Monday, April 02, 2007
Here is a neat little device that connects your bluetooth enabled cell phone to your iPod. Make and receive calls while listening to music or your favorite podcast. Shows the caller ID on the ipod screen. Its also a remote control for the iPod. More information is available on their web site www.myblu.biz or Amazon's UK site.
Vitamin C from dietary sources, but not from supplements, is associated with a reduced risk of oral pre-malignant lesions in men, a new study indicates.
Dr. Nancy Nairi Maserejian, of New England Research Institutes, Watertown, Massachusetts, and colleagues examined intake of vitamins C, E, A and carotenoids in 42,340 men enrolled in the Health Professionals Follow-up Study and the occurrence of oral pre-malignant lesions. The men provided information on supplement use and diet every 2 to 4 years.
A total of 207 oral premalignant lesions were diagnosed between 1986 and 2002, the team reports in the International Journal of Cancer.
The risk of developing such a lesion was not significantly linked to total intake of vitamin C, vitamin A, or carotenoids. However, dietary vitamin C was significantly associated with a reduced risk of oral premalignant lesions: those with the highest intake had a 50 percent reduction in risk compared to those with the lowest intake.
The researchers found no clear relationship with beta-carotene, lycopene, or lutein/zeaxanthin. A trend for increased risk of oral pre-malignant lesions was observed with vitamin E, especially among current smokers and with vitamin E supplements. Beta-carotene also increased the risk among current smokers.
"It is possible that the protection that seems to be offered by dietary intake of vitamin C is actually partly due to some other component of vitamin C-rich food," Maserejian said in an interview with Reuters Health.
"Although we do not yet know exactly what component -- or interaction between components -- is most important, a diet that includes vitamin C-rich foods as well as a variety of nutrients is likely to benefit most people," she said.
"Our results also highlight the need to consider possible harmful effects of high doses of vitamin E supplements among smokers," the researcher noted.
SOURCE: International Journal of Cancer, March 2007.
Sunday, April 01, 2007
Exposing teeth to soft drinks, even for a short period of time, causes dental erosion—and prolonged exposure can lead to significant enamel loss.
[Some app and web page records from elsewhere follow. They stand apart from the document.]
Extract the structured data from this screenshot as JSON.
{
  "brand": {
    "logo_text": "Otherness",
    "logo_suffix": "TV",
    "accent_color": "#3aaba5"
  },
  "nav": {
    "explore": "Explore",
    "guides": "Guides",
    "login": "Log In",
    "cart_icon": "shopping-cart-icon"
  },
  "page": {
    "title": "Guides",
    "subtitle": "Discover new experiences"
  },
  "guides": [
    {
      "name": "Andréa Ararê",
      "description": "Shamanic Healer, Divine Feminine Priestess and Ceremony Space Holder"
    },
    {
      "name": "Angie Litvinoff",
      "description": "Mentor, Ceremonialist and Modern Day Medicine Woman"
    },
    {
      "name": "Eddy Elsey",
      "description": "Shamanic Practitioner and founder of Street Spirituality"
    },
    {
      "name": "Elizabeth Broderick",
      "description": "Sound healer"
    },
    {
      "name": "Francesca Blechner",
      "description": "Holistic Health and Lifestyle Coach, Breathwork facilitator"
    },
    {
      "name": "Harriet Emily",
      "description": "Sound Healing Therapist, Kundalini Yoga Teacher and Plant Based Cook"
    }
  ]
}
Root beer products, however, are non-carbonated and do not contain the acids that harm teeth, according to a study in the March/April 2007 issue of General Dentistry, the AGD’s clinical, peer-reviewed journal. That might be something to consider during the next visit to the grocery store.
Consumers often consider soft drinks to be harmless, believing that the only concern is sugar content. Most choose to consume “diet” drinks to alleviate this concern. However, diet drinks contain phosphoric acid and/or citric acid and still cause dental erosion—though considerably less than their sugared counterparts.
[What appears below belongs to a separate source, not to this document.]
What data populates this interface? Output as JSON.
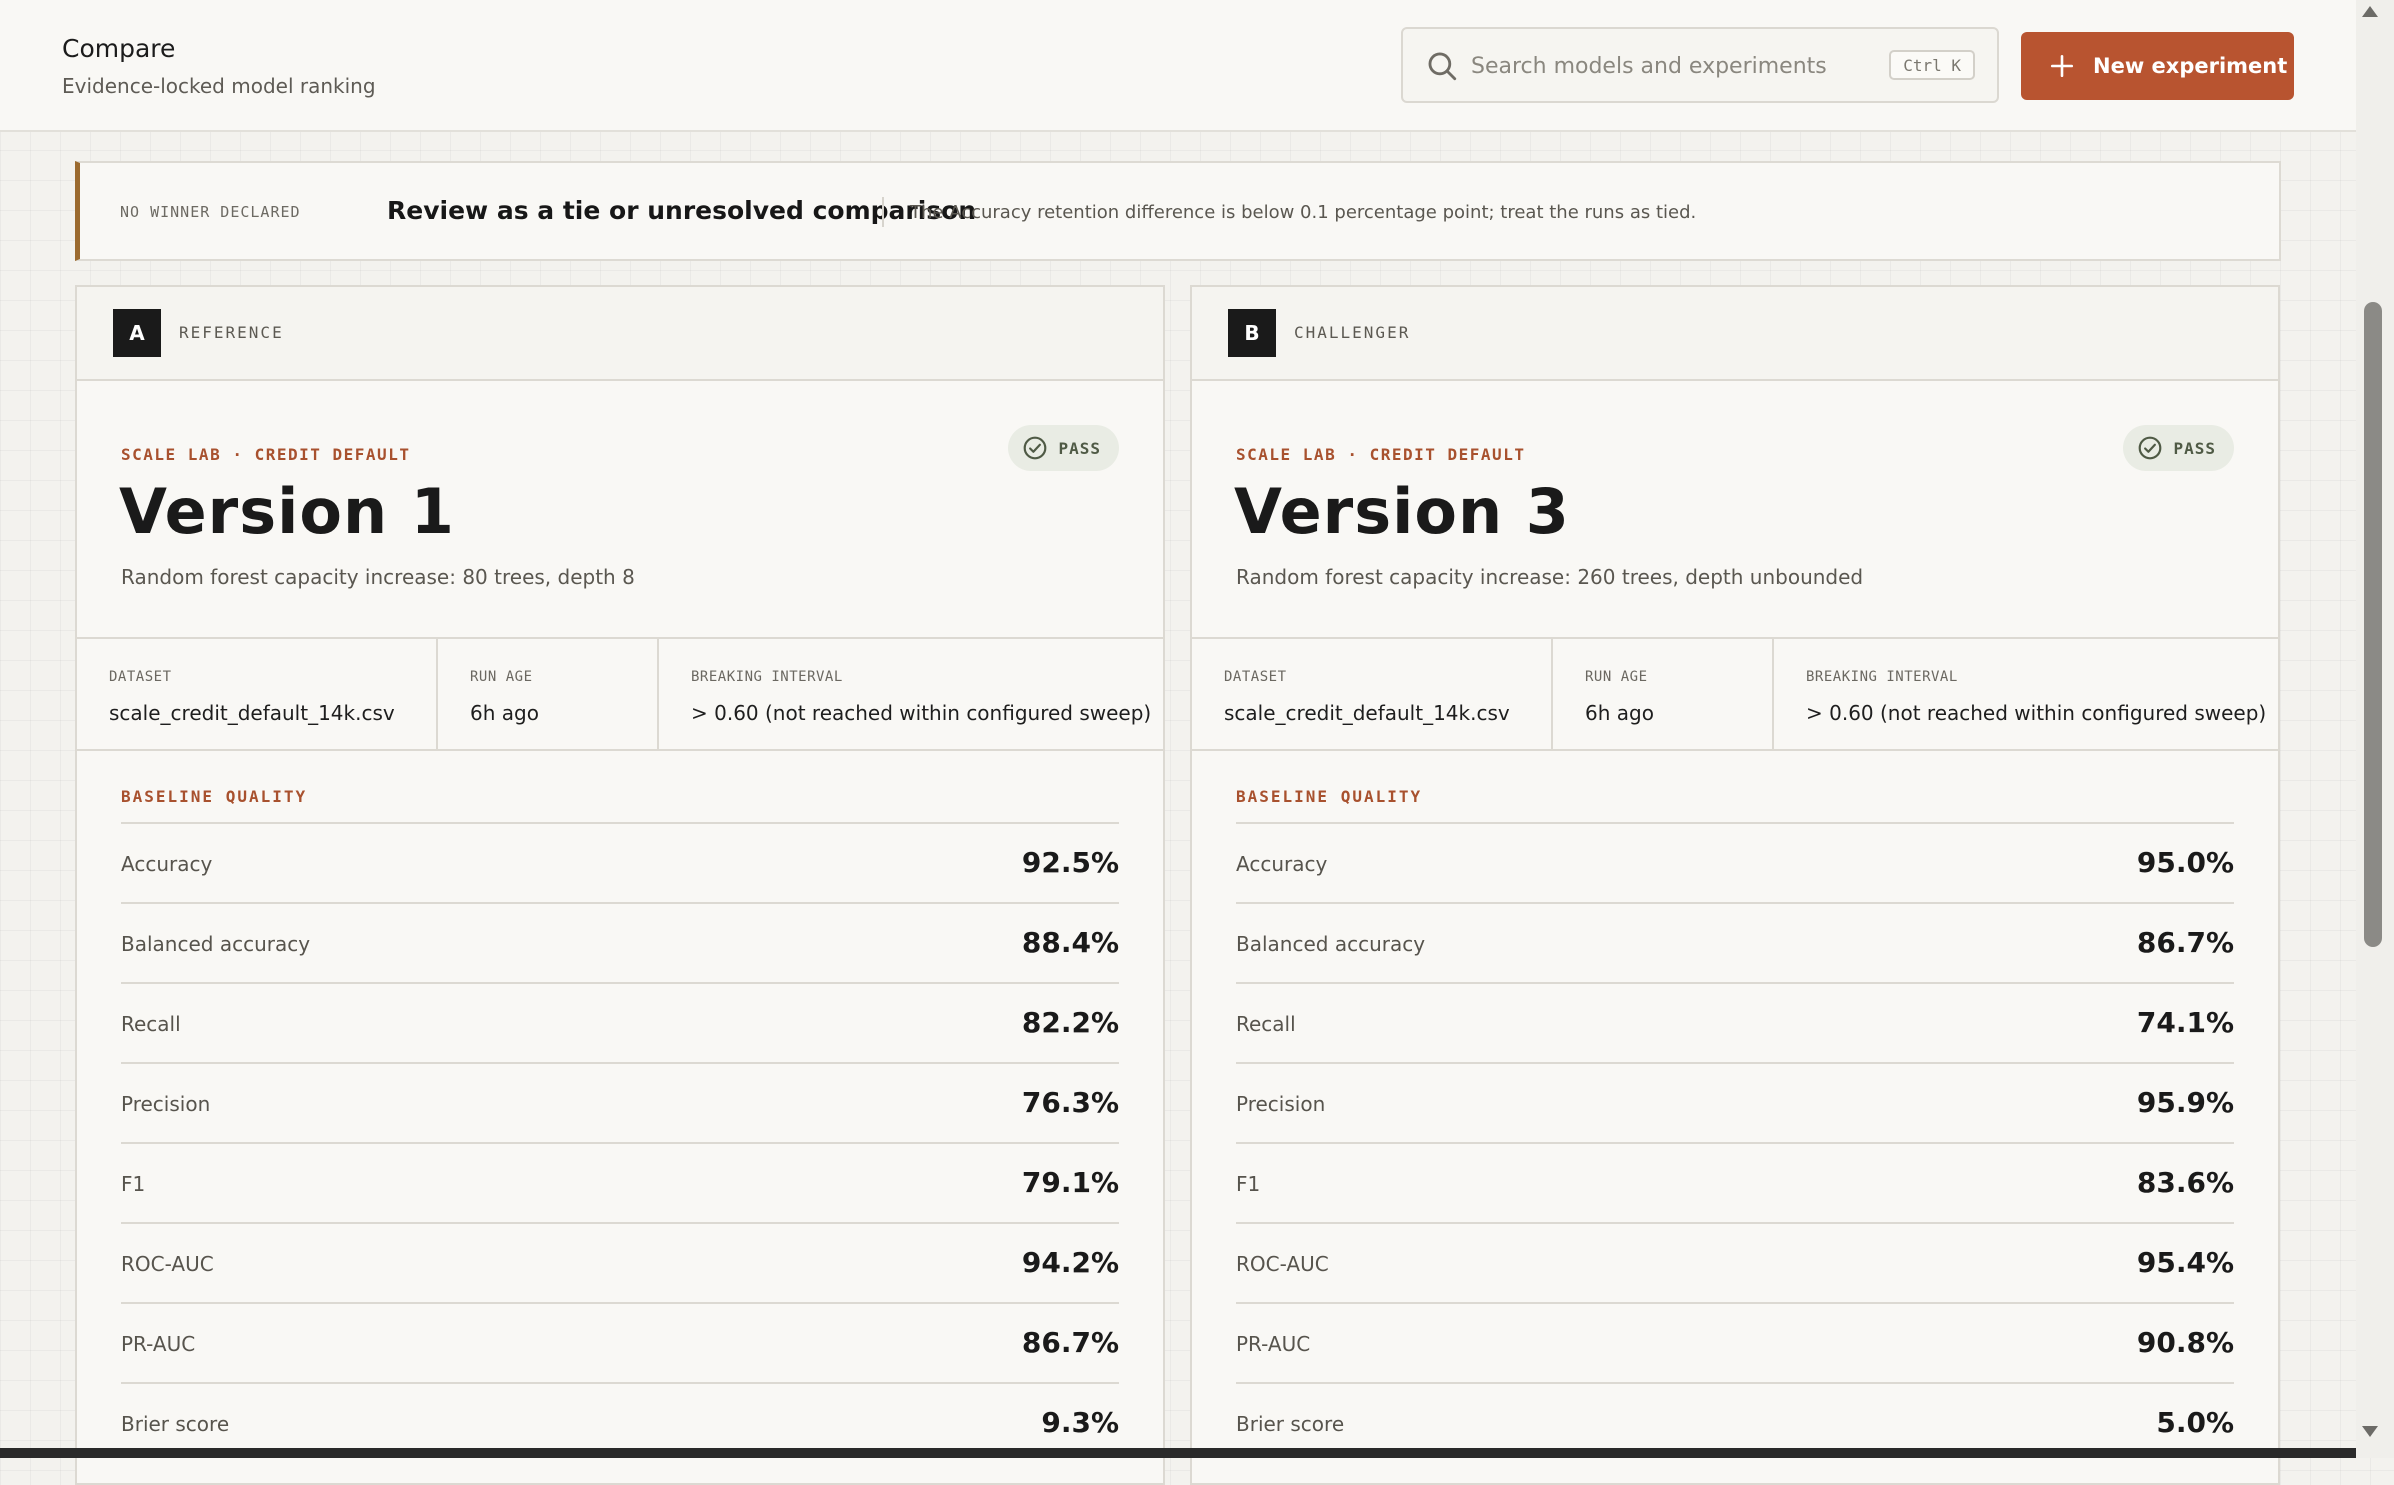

“Drinking any type of soft drink poses risk to the health of your teeth,” says AGD spokesperson Kenton Ross, DMD, FAGD. Dr. Ross recommends that patients consume fewer soft drinks by limiting their intake to meals. He also advises patients to drink with a straw, which will reduce soda’s contact with teeth.
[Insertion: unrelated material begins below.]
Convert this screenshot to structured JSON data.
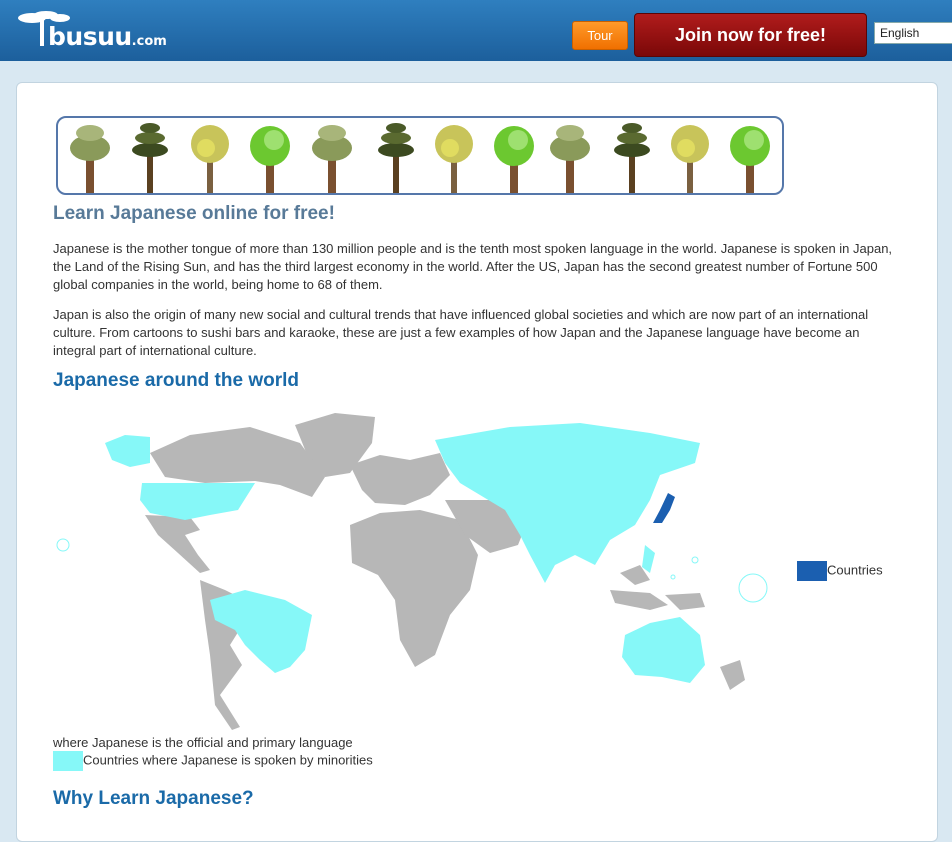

“My patients are shocked to hear that many of the soft drinks they consume contain nine to twelve teaspoons of sugar and have an acidity that approaches the level of battery acid,” Dr. Ross explains. For example, one type of cola ranked 2.39 on the acid scale, compared to battery acid which is 1.0.
Researchers concluded that non-colas cause a greater amount of erosion than colas. Citric acid is the predominant acid in non-cola drinks and is a major factor in why non-cola drinks are especially erosive. There is a significant difference between sugared and diet colas.
“The bottom line,” Dr. Ross stresses, “is that the acidity in all soft drinks is enough to damage your teeth and should be avoided.”